Farmland is a real asset that combines solid investment fundamentals with the potential for attractive cash yields, inflation hedging, and consistent returns from biological growth. Furthermore, farmland total returns tend to be uncorrelated with financial asset returns, offering genuine portfolio diversification for institutional investors. While institutional ownership within the asset class has grown steadily over the past few years, it still accounts for less than 1%1 of total global agricultural land ownership, presenting significant opportunity for sustainable yield enhancement through targeted farmland investment in certain regions.
The pages that follow present an overview of the key characteristics and potential risks of farmland investing, consider the routes for implementation, and make the case for a diversified, cross-regional approach to the asset class.
Sam Radcliffe's insight:
Great read to become acquainted with the ag investment sector.
Heartwood Forestland REIT III LLC, formed in 2014, recently filed a transaction with the SEC after the company raised $85.5 million of the $350 million it is hoping to raise. Ten investors have signed on to the fundraiser, according to the SEC filing.
Heartwood Forestland REIT III LLC falls under Forestland Group LLC, which was formed in 1995, and manages 3.5 million acres of forestland in 24 states and Belize, Canada, Costa Rica and Panama. The company focuses on naturally regenerating hardwood and softwood forests.
Paul Quinn - RBC Capital Markets
Mike Covey - Chairman and CEO
Paul Quinn - RBC Capital Markets
Eric Cremers - President and COO
Mike Covey - Chairman and CEO
Paul Quinn - RBC Capital Markets
Eric Cremers - President and COO
Particularly just give me some of the challenges as Mike you alluded to with how competitive it remains for Timberland acquisition. And again as I look your stock trading at discount to NAV, it seems like there is some value there and repurchasing your own timber, if you will this type of discount?
Mike Covey - Chairman and CEO
And our board has been very conscious about that. And I think it’s just as a matter of priority, kind of work through and said capital allocation to our wood products business, dividend increases and acquisitions are higher priorities in share back. That’s not that we’re going to rule them out but they are just at the bottom of the stack. Well, when moving to the top of the stack, obviously is a major retraction. I think in our share price for whatever reason -- for the below NAV than it is today and then certainly we do revisit with board.

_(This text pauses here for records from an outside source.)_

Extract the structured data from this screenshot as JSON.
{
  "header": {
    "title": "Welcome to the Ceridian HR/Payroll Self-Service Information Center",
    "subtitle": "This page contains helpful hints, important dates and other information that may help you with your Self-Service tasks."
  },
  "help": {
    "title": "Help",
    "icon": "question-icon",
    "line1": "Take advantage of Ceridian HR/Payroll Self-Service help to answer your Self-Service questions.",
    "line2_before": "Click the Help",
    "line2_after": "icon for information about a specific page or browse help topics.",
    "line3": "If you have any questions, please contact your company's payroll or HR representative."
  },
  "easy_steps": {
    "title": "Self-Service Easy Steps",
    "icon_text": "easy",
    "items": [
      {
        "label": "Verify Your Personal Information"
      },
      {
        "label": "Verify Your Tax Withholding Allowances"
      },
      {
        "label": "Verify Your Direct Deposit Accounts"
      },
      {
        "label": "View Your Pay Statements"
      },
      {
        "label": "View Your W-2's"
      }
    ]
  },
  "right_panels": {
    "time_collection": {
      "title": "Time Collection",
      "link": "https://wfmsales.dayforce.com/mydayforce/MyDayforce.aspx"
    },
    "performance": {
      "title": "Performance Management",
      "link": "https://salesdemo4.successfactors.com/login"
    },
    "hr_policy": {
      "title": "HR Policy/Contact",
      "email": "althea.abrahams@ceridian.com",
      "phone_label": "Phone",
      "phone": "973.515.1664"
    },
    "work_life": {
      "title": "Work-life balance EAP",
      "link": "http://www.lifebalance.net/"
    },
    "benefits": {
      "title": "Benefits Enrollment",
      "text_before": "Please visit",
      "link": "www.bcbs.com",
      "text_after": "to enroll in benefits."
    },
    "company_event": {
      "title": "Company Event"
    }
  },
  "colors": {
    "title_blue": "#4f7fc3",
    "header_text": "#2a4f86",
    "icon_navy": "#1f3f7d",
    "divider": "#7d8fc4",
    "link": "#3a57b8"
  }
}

Some investors are trying to get more grounded—by dedicating a chunk of their investment portfolios to farmland or timberland. Interest in land from high-net-worth investors is up at a time when stocks hover near record highs and bonds could be hurt by rising interest rates.
U.S. Trust's Specialty Asset Management group, a part of Bank of America, BAC -0.03% is hiring to bulk up its farm and timberland investment groups to keep up with client demand. U.S. Trust currently has $170 million of investor money waiting to be invested in farmland and ranchland and another $215 million for timberland, on top of the $1 billion-plus in farmland it already manages and $300 million in timberland. Clients have at least $50 million in investible assets and invest a minimum of $5 million, says Dennis Moon, the head of the specialty asset group.
The new fund will have a minimum investment of $1 million, and the money will be locked up for at least five years. American Timberlands' existing fund charges fees of 1.5% and 20%, and returned 24.2% last year, net of fees.
The recent strong returns and investor interest have some longtime investors sounding notes of caution. "The market is overheated," says William Ade, a 60-year-old geologist who grew up on an Indiana farm and has purchased 1,000 acres of Midwestern crop and forest land since the early 1980s.